- _WHAT IS REQUIRED_
Count the lines below that hold the word "Microsoft" and say how many, with no other text.

- _Excerpts from an interface dataset_

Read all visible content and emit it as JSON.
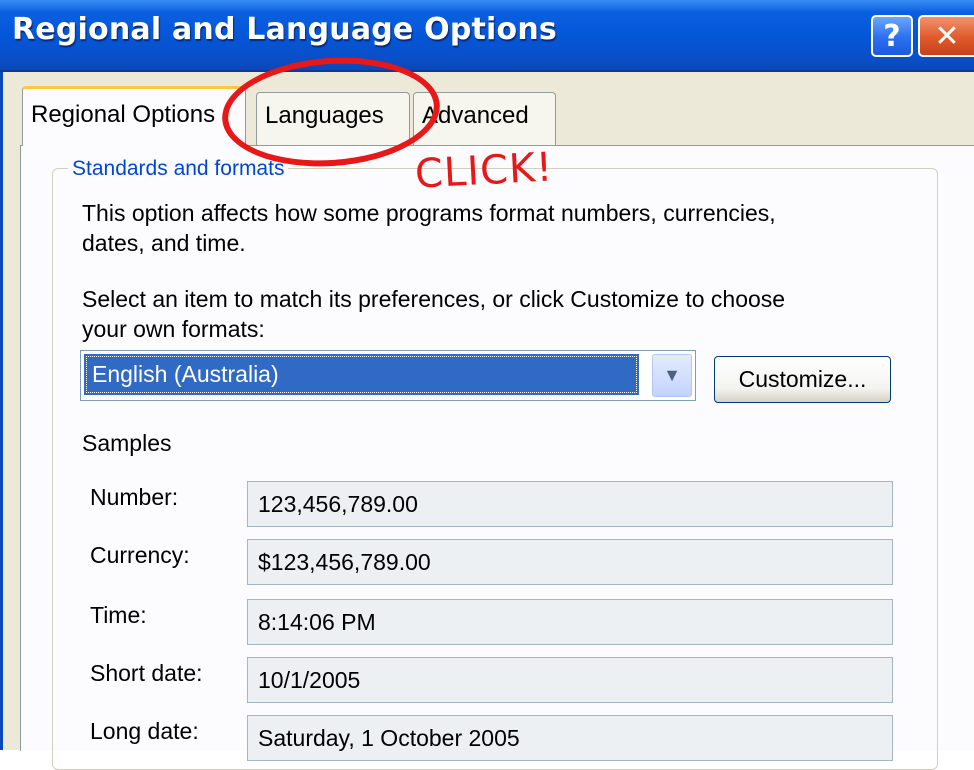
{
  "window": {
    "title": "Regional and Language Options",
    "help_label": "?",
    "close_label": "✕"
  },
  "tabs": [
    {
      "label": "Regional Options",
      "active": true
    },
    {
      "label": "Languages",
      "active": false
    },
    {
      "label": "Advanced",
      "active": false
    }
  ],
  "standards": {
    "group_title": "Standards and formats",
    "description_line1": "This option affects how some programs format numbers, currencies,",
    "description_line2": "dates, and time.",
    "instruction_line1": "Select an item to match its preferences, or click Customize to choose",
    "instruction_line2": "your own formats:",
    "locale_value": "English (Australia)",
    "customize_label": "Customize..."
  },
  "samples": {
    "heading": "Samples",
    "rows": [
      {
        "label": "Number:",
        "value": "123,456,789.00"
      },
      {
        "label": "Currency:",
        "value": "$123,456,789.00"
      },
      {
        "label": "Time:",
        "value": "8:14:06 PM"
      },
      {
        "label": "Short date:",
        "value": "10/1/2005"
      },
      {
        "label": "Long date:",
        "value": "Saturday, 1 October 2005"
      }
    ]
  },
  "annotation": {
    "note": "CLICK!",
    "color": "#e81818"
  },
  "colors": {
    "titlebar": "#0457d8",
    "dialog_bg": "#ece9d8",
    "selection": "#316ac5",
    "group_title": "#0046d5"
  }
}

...

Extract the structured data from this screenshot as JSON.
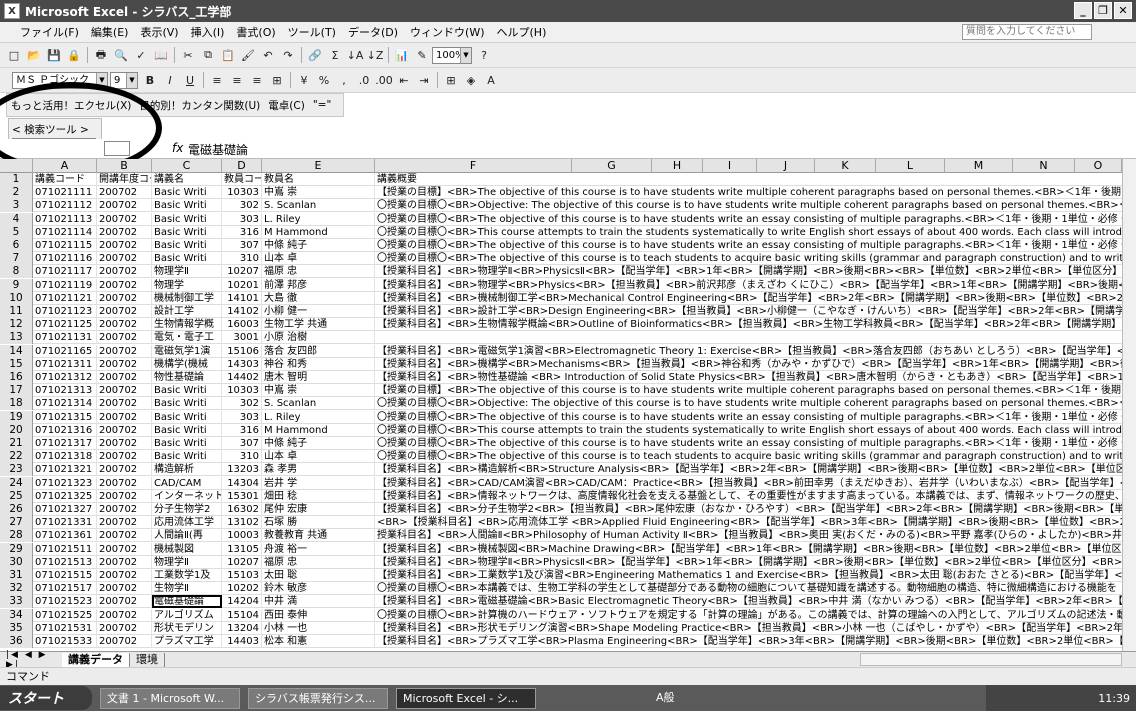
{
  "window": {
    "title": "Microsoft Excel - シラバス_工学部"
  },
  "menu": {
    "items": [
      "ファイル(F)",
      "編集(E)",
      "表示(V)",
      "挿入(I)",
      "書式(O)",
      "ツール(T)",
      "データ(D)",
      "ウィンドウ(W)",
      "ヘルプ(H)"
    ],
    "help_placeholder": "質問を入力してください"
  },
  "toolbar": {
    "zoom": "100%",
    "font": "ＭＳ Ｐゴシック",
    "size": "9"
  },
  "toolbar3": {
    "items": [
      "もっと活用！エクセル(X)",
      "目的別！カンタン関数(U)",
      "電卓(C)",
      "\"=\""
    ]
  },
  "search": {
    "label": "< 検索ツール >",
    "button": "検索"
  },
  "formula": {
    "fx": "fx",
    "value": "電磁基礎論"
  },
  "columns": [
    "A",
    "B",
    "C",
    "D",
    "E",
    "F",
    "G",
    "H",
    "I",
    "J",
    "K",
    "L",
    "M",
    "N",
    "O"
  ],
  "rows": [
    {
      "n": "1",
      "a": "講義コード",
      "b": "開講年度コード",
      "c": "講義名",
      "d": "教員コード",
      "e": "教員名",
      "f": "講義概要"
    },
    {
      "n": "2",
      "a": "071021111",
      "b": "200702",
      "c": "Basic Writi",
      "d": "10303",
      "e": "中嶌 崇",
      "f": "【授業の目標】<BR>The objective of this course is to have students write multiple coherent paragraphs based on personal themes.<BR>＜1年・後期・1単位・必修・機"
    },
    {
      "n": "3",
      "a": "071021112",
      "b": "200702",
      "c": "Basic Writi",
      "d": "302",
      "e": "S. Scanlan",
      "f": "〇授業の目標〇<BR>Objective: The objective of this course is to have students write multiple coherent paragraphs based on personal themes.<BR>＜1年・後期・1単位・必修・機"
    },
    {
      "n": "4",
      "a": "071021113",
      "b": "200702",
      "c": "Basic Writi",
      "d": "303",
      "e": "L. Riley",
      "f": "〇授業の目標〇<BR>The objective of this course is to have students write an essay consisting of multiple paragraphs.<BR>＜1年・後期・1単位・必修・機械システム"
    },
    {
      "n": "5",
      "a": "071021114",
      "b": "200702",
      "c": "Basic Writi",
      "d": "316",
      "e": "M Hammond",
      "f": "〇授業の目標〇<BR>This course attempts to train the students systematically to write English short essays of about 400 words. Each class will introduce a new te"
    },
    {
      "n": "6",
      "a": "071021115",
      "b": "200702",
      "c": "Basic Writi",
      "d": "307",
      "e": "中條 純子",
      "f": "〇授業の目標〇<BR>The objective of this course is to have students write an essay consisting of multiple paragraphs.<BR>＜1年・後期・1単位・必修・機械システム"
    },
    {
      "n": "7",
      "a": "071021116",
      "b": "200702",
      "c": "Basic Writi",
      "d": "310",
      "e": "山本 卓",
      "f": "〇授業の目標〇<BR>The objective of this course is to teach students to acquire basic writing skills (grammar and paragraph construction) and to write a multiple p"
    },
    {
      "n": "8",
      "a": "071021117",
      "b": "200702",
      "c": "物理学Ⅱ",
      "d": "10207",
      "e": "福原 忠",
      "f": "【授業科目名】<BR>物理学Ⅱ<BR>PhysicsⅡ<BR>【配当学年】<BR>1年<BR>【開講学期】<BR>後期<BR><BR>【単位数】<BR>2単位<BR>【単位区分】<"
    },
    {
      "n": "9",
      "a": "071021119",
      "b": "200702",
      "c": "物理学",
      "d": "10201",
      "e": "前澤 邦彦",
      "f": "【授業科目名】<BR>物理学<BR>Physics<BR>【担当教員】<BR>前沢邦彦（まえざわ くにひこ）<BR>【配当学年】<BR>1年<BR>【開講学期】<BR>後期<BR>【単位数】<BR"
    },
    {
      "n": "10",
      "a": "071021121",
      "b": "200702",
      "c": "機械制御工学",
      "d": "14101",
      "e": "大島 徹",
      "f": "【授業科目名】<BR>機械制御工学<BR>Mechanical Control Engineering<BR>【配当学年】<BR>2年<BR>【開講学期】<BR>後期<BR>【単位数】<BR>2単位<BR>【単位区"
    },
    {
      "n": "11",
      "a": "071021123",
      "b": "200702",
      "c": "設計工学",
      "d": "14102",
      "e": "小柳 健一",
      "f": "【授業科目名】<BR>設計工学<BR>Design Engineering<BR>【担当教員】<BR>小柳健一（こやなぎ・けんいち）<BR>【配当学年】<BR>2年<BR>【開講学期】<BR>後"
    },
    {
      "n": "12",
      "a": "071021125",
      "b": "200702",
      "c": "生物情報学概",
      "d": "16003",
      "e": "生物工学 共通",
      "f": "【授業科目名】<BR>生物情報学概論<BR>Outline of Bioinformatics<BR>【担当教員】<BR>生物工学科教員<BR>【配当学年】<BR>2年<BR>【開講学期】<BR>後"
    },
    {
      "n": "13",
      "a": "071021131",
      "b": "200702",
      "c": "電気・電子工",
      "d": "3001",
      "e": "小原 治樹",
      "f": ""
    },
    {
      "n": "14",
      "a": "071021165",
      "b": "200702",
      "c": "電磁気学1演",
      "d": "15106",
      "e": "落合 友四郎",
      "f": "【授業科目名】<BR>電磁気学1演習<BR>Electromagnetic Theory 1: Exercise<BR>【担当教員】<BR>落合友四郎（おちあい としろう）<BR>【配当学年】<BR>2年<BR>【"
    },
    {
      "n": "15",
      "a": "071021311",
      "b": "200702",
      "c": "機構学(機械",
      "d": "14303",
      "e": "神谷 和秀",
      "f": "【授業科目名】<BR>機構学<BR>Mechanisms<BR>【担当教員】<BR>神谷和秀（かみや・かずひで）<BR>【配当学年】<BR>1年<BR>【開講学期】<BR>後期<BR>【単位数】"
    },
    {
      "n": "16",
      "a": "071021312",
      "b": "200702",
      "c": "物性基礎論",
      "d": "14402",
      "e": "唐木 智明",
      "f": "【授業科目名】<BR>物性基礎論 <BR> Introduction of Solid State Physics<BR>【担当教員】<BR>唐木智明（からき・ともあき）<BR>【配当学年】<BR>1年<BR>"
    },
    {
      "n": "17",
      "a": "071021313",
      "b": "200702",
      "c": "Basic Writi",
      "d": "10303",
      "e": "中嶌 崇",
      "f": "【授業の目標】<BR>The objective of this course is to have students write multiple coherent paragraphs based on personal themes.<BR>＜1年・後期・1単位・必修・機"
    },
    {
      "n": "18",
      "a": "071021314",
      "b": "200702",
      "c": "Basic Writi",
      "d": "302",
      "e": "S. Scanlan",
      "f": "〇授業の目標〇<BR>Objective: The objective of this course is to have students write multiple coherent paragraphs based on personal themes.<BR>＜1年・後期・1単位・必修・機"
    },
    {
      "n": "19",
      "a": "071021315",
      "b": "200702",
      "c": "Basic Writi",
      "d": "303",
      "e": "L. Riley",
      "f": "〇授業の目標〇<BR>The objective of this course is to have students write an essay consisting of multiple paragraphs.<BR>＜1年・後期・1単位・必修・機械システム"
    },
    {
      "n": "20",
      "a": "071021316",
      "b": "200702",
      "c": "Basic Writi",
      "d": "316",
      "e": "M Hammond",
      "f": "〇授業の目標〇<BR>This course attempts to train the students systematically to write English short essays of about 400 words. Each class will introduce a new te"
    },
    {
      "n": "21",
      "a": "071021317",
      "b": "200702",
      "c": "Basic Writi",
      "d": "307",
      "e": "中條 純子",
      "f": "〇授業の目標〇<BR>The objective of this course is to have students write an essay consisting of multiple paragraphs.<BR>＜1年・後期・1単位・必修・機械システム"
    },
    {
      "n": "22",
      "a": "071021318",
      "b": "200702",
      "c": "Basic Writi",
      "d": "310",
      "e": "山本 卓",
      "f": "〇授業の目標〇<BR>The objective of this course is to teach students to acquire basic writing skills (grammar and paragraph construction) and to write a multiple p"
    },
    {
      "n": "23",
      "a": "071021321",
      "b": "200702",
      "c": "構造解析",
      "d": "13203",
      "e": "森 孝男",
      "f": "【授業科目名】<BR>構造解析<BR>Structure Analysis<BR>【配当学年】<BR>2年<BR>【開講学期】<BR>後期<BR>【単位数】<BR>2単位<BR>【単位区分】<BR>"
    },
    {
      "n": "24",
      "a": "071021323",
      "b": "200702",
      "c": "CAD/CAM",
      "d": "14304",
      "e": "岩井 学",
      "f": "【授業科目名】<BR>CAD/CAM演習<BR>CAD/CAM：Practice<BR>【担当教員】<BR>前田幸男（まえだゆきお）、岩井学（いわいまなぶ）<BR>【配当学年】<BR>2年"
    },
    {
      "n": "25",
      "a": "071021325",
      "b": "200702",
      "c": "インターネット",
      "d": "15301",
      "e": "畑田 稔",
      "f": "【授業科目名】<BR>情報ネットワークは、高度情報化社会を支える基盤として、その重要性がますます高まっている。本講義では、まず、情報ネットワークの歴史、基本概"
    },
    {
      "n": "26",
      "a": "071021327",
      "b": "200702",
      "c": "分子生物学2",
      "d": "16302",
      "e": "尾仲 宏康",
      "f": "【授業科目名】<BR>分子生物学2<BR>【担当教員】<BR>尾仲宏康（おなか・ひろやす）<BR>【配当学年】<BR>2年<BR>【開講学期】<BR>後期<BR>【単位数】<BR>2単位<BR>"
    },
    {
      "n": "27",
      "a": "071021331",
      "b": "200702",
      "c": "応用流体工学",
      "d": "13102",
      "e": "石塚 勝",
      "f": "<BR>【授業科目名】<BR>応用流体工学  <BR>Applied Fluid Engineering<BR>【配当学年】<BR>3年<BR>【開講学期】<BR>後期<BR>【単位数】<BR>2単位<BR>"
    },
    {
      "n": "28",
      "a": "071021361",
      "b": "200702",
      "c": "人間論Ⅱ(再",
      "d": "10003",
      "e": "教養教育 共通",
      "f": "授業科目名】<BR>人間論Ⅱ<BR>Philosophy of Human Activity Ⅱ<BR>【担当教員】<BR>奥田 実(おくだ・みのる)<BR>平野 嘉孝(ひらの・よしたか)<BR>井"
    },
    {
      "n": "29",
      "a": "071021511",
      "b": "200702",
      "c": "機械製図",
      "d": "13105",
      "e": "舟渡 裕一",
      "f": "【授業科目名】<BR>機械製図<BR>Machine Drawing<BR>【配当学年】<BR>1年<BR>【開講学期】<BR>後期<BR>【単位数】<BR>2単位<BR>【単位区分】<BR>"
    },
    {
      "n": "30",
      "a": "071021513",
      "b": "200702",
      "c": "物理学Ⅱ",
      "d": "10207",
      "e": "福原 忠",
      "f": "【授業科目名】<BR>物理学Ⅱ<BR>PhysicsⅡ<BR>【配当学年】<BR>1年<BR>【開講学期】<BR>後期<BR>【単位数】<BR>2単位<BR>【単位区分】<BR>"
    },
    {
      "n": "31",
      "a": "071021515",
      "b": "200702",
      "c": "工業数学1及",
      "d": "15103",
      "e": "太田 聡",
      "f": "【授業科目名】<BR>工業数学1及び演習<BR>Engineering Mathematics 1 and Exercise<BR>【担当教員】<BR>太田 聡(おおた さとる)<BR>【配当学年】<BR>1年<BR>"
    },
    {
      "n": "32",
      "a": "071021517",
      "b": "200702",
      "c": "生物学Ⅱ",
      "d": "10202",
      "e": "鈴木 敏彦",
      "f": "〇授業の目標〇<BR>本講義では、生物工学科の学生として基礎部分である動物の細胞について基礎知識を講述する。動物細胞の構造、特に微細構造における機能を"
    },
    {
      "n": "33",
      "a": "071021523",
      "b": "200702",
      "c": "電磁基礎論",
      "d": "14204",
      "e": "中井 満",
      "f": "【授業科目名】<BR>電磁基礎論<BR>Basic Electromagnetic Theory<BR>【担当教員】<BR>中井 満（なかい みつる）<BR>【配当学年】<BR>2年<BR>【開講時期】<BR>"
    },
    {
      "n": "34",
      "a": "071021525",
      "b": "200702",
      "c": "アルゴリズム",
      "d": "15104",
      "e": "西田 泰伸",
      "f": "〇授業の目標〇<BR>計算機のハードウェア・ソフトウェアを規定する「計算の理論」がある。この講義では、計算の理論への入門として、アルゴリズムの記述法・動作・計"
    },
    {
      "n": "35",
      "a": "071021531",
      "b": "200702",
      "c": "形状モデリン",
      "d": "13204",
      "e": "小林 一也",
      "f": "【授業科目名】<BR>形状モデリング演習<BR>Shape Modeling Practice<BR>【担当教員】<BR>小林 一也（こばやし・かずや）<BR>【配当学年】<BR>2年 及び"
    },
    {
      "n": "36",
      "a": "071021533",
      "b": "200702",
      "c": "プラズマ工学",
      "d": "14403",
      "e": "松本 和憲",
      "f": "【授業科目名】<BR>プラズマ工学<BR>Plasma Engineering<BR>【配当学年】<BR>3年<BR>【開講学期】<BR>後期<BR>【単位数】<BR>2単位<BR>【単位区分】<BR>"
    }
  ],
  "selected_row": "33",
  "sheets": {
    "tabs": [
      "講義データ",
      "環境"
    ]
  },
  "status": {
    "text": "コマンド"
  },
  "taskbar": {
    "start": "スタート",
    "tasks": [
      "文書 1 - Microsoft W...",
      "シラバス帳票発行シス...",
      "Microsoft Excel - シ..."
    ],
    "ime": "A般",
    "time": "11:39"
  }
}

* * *

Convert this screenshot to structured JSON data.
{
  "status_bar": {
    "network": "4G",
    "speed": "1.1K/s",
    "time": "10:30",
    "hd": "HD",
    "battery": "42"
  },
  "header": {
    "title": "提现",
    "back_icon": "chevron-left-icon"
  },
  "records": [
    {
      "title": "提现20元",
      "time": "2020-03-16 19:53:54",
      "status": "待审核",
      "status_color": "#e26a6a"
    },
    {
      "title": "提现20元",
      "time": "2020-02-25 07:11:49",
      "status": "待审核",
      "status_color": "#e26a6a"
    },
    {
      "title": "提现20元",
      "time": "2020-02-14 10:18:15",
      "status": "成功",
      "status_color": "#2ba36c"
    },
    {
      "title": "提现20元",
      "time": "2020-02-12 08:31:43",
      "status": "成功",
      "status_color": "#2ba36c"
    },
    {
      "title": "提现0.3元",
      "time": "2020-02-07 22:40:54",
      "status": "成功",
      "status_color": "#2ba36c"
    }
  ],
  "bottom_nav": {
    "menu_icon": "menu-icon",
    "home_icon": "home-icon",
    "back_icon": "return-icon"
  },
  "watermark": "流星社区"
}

- _ANSWER SPACE_
3